Gelatin silver prints 30 1/8 x 22 1/2 in and 29 7/8 x 22 5/8 in.

 Her mother sits in a hospital gown with her exposed back to us, many wires attached. The other half of the frame shows the destruction of the community hospital in Braddock. The wires of her mother’s body and the dangling wires of the hospital echo one another.

La Toya

One color photograph ends the corridor, a timely (as we think of the massive leakage into the water of Charleston, West Virginia this spring) image of industrial degradation along the Monongahela River with a big sign that says “Clairton Works, Continues Improvement to the Environment.”

As we enter the Jacob Lawrence and Gwendolyn Knight Gallery, large format color photographs taken from a helicopter give us the context for the issues that Frazier wants us to understand. We see the blue Edgar Thomson Steel Mill, still operating, and the lines of railroad cars that carry the steel. Nearby are just a few houses and trees. That is Frazier’s neighborhood. But Frazier’s focus is the empty hole left by the destruction of the community hospital and the home of Isaac Bunn surrounded by rolls of white rubber dumped all around it.

Isaac Bunn came to the opening and I talked to him. He wanted to buy more land around his house, but his paperwork was lost, and the owners invited a company to dump rubber wrapped in white plastic there. They look like a snowstorm gone wrong. Inside the house are four generations of Bunn’s family.

Bunn is now director of the Inclusion Project. As Braddock has acquired the status of poster child for redevelopment of rust belt cities, partly because of its flamboyant mayor, these long time working class residents feel left out of the process. Bunn wants them to be part of the conversation.

So far, as documented in the photographs, we mainly see the march of the usual condos. In addition, according to both Bunn and Frazier, “social practice” artists from outside the community are creating projects that have no real connection to its history, especially its African American working class history,

A riveting speaker and personality, Frazier interspersed her narrative of work, illness (the most common are cancer and lupus, from which the artist herself suffers), toxins, poverty, racism, community and love, with frequent references to art history and major artists who have been important to her work, ranging from Louis Hines and Jacob Riis, pioneering social documentary photographers, to Laszlo Moholy-Nagy, the avant- garde photographer.       

She commented on New Deal photography as “top down”, asking us how many knew the name of the woman in the famous “migrant mother” photograph by Dorothea Lange. She has studied with Carrie Mae Weems and other contemporary socially engaged photographers. The intersection of economic and political forces that create and destroy life, community, and environment come across clearly in her art work. She is precisely aware of how she fits into the larger context of social documentary as well as photography in general.

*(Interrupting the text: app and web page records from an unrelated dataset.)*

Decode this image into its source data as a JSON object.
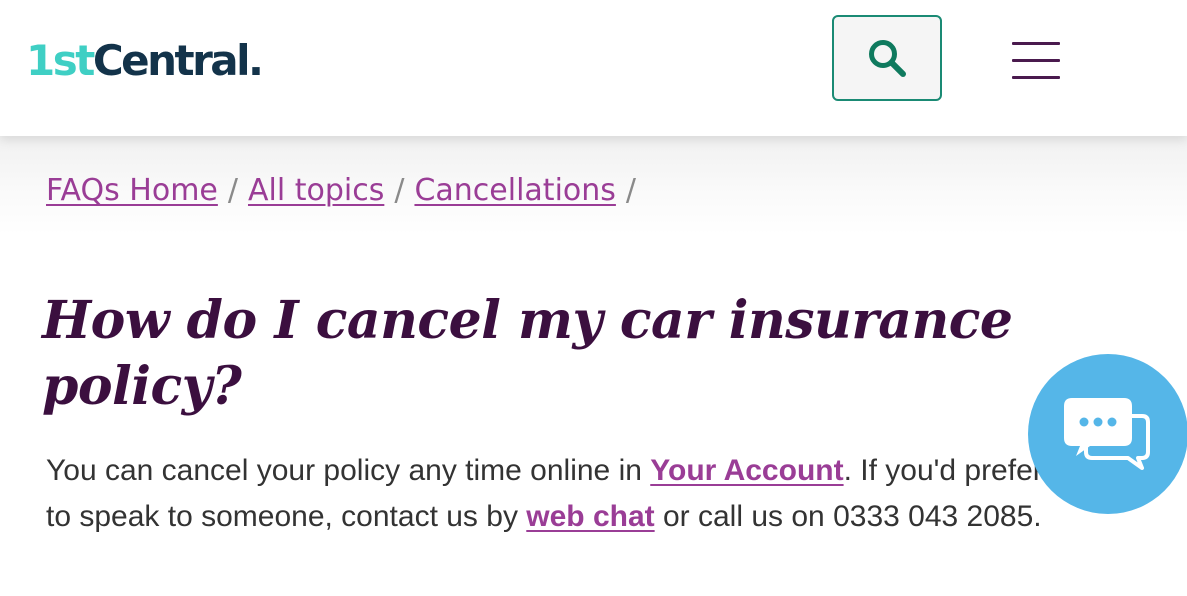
{
  "header": {
    "logo": {
      "part1": "1st",
      "part2": "Central."
    },
    "search_icon": "search-icon",
    "menu_icon": "hamburger-menu-icon"
  },
  "breadcrumb": {
    "items": [
      {
        "label": "FAQs Home"
      },
      {
        "label": "All topics"
      },
      {
        "label": "Cancellations"
      }
    ],
    "separator": "/"
  },
  "article": {
    "title": "How do I cancel my car insurance policy?",
    "body": {
      "t1": "You can cancel your policy any time online in ",
      "link1": "Your Account",
      "t2": ". If you'd prefer to speak to someone, contact us by ",
      "link2": "web chat",
      "t3": " or call us on 0333 043 2085."
    }
  },
  "chat": {
    "icon": "chat-bubbles-icon"
  },
  "colors": {
    "logo_teal": "#3fcfc4",
    "logo_navy": "#13334a",
    "title_purple": "#3b0f3f",
    "link_purple": "#9a3d96",
    "search_border": "#1a8a74",
    "chat_blue": "#55b6e8"
  }
}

Her work perfectly balances aesthetics and content.

On the digital display in the gallery, Frazier’s sardonic performance protests Levi ads set in Braddock with the slogan “Go Forth”. “Go Forth where?” she asks, if you have no money, and you are dying of cancer and the only hospital in the community has been closed. The digital display, a pioneering project itself, includes Frazier’s work shown recently at the Brooklyn Museum and elsewhere. For another analysis of her work read this blog.

La Toya Ruby Frazier’s highly focused mission to tell the story of working class African Americans counters the narrative constructed by outsiders who have no idea of the life that continues in this ravaged place. Her work belongs to the people who can’t afford to leave. She wants them not just to be remembered, but honored.